Back on the Lao side of the Mekong, Thai music blares from the speaker at a riverside bar in the southern town of Thahkek. The Laotian patrons nurse their beers as they stare, with some envy, at the new cars, new motorcycles and new businesses on the Thai side. It’s clear Laos lags far behind Thailand in terms of development; it’s also clear it’s not entirely the government’s fault.
Bombs And Poverty
In the soaring limestone formations of Khammouane province near the border with Vietnam, some 40 miles to the east of the Mekong River, bomb disposal teams try to clear leftover ordnance from the Vietnam War.
The U.S. was never officially at war with Laos. But it dropped more bombs on the country than it did on all of Vietnam, an estimated 1.6 million tons. The goal was to disrupt Vietnamese supply lines along the Ho Chi Minh trail, but not all of the ordnance did what it was supposed to.
David Hayter, country director for the Mines Advisory Group in Laos, estimates that about 30 percent of all ammunition of that period did not detonate.
He says leftover ordnance still kills or maims dozens of Laotians every year: farmers plowing their fields, children playing with the rusted, tennis-ball-sized cluster bombs they find in the forest, or poor villagers trying to sell the metal — even the explosives inside — to scrap dealers.
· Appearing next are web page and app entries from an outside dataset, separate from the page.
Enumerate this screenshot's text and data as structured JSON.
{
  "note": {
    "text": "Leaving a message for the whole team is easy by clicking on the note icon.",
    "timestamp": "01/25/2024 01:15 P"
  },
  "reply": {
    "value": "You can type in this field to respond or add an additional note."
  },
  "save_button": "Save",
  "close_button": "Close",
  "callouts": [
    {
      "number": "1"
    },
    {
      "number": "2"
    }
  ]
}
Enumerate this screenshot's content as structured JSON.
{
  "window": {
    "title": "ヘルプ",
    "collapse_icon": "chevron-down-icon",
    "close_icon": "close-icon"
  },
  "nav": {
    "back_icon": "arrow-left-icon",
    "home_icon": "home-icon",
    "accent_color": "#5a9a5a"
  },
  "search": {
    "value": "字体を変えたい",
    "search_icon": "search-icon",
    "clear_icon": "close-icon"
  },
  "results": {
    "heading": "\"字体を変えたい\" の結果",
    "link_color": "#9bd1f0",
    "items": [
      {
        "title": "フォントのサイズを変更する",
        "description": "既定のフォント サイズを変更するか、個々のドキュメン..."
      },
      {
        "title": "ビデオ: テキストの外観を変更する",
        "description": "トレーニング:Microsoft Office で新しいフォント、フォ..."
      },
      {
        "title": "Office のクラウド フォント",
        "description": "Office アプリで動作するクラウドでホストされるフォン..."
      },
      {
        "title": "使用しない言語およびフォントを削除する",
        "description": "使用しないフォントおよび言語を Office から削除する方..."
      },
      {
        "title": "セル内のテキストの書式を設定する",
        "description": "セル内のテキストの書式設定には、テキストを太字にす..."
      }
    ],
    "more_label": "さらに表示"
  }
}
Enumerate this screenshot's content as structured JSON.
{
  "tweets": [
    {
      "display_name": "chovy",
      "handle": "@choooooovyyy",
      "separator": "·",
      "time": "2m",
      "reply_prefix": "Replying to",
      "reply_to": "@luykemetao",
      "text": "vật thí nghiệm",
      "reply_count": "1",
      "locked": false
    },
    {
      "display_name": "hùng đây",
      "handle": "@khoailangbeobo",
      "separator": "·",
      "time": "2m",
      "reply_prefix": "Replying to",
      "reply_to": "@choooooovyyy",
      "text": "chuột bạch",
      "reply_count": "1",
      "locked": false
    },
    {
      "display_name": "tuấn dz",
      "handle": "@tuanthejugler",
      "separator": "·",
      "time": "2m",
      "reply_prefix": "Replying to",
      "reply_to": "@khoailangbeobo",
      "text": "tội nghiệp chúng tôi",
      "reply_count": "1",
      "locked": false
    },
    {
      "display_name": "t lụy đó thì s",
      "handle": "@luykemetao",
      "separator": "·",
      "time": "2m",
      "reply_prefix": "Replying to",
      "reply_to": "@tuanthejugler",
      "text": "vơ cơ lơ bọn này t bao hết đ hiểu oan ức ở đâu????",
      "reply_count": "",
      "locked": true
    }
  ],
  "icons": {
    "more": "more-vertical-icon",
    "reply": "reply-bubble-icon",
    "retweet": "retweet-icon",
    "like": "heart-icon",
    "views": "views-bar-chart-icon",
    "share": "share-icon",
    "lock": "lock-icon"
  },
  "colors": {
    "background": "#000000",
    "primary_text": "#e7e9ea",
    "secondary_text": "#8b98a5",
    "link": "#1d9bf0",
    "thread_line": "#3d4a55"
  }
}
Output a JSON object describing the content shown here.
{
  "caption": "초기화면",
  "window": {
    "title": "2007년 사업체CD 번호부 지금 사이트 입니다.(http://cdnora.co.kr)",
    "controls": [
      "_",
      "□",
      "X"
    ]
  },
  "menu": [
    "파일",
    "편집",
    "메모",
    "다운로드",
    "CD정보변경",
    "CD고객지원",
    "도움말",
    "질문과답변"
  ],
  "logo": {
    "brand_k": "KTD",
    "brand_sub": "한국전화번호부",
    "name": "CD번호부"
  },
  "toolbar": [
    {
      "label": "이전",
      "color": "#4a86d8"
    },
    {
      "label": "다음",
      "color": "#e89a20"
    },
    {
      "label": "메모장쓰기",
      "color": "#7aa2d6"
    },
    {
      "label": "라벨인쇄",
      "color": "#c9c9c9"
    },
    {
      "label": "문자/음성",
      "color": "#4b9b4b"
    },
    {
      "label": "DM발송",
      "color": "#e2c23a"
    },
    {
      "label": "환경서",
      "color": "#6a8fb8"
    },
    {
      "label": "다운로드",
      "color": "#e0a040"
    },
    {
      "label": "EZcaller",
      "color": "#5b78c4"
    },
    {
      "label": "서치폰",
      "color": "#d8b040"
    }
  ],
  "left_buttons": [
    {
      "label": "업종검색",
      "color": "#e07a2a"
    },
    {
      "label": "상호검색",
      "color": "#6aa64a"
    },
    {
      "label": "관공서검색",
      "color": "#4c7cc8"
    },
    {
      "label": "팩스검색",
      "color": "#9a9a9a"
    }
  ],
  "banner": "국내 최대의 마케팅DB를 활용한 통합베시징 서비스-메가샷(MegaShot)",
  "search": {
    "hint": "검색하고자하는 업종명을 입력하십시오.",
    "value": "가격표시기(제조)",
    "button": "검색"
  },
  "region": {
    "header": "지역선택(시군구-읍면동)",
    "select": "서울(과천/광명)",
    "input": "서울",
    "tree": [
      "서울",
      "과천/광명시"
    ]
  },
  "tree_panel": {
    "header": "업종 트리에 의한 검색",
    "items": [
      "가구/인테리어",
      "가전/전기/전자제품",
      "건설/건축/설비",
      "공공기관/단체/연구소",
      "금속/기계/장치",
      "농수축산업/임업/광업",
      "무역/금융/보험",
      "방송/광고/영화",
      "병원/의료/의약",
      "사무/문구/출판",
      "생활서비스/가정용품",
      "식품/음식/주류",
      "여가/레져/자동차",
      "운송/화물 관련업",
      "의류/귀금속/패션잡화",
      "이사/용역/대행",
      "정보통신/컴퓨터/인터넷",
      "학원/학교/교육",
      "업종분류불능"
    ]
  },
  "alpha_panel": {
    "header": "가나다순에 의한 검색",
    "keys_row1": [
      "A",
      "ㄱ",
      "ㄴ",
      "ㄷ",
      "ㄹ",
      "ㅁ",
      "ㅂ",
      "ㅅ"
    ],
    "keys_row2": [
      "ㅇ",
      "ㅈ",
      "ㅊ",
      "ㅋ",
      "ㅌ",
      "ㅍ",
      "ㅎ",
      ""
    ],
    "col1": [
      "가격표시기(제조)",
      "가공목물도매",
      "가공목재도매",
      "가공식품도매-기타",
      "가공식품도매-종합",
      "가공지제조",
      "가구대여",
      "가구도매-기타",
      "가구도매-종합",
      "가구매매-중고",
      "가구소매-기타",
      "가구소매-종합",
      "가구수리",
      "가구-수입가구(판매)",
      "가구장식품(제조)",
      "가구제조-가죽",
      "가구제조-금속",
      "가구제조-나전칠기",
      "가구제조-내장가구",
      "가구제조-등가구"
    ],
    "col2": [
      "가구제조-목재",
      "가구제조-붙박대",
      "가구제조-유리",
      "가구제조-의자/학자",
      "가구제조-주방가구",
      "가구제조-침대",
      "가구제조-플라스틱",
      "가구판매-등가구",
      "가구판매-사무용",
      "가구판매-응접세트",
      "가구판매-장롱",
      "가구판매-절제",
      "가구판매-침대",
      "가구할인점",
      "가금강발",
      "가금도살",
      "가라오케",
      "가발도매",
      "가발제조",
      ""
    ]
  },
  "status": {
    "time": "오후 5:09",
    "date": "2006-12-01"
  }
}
In addition to the human cost, Hayter says, there is the economic cost of unexploded ordnance.
“A lot of agricultural land is denied to people because of the presence of [unexploded ordnance], and this is the main problem with it. … It promotes and prolongs poverty because people can’t do what they need to do. And even if they farm it, knowing that [unexploded ordnance] is present, they will not farm deeply enough to get the best quality crops,” he says.
The U.S. government is now one of the most generous donors to programs such as this one. But it will take many decades — and many millions of dollars more — before the problem of unexploded ordnance is solved.
Enlarge Christopher Brown for NPRThe sun sets over the Mekong River in Luang Prabang, Laos’ ancient royal capital.
Christopher Brown for NPRThe sun sets over the Mekong River in Luang Prabang, Laos’ ancient royal capital.
Obstacle Turned Opportunity
Back on the Mekong River, a few hours to the south of Khammouane, lies an opportunity for Laos at a place that was not kind to the colonial powers here in the past.
The French had big plans for the Mekong when they ruled. They were going to use it to extend their political and economic reach all the way into southern China. The river was going to be a major transportation link and a way for French naval vessels to get upriver and extend their military power as well.
But when they reached the Khone Phapheng Falls at the border with Cambodia, they realized their plan wasn’t going to work. The series of waterfalls — some as high as 45 feet and almost three-quarters of a mile long — was too high, too fast and too rocky to get up or to get around. The French tried for years to figure out a way to do so, but they never did.
The Laotian government hopes to do better with its plan. It wants to dam one channel of the falls to generate hydropower. It’s part of a larger scheme to turn Laos into what the government calls “the battery of Southeast Asia,” selling power to its energy-hungry neighbors, Thailand and Vietnam.
The Laotians and Cambodians are planning 11 dams on the Mekong and its tributaries. And that alarms some, who worry about what damming might mean for fish migration in one of the world’s most productive fisheries.
Jeremy Bird heads the Mekong River Commission, an advisory group based in Vientiane and created by several countries along the river.
Unlike in North America, Bird explains, where the issues relate to six or seven species of salmon, there are about 60 to 70 commercially important migratory species in the Mekong.
“This is not just an issue of conservation of species,” he says. “This is an issue where it is directly linked to the social well-being and the livelihoods of people who depend upon it.”
Next: Cambodia, where 70 percent of the population depends on fish as its main source of protein.